“It feels like we talk about visual art as a way to make the invisible visible, right? That’s true. This is exactly what the project is about: identifying those period ghosts and giving them a form, making them be seen.”
Peng Wu is a social practice artist. Born and raised in China, he creates public art installations and participatory events to reflect on societal yet personal struggles, including immigration, sleep deprivation, and mental health issues.
Wu has lived and worked in Minneapolis since 2011 as a temporary foreign worker—as defined by his visa status. His art of searching for a sense of home and rest is deeply informed by the decade-long impermanence. To earn a longer legal status of staying in this country he has to work day and night restlessly. At one point he suddenly found he couldn’t fall into sleep at night. “How’s your sleep?” became the way he often greeted his immigrant friends. With no health insurance coverage, he couldn’t afford the insanely expensive hospitals here. So he proposed to create an art project to cure his sleep disorder as his residency project at Weisman Art Museum. In collaboration with sleep researchers and doctors, he created large architectural installations to facilitate numerous public events to examine the cultures and politics of sleep.

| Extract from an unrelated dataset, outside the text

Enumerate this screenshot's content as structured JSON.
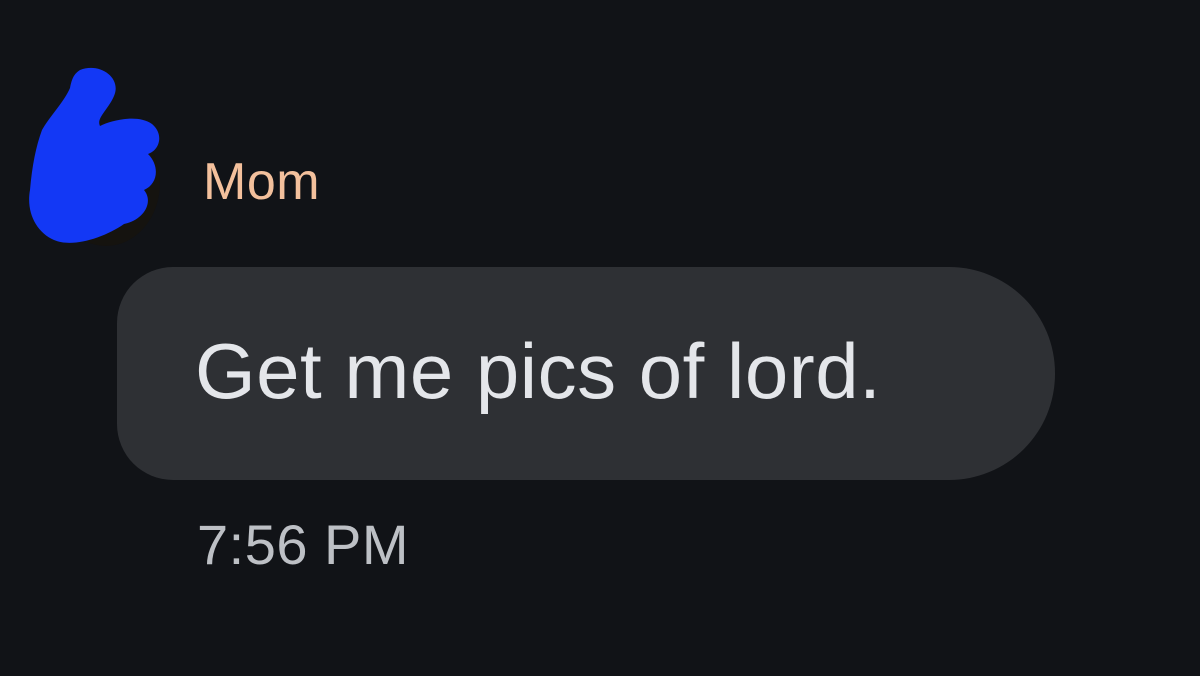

He was forced away from his home in Minnesota for two years due to visa issues. He returned to his long-gone home in Minneapolis last year and got married to his partner whom he couldn’t legally marry in their home country. Being together, they sleep better now. On the dinner table of their home, he continues to host art-making events that hopefully create a sense of home for all to sleep and rest.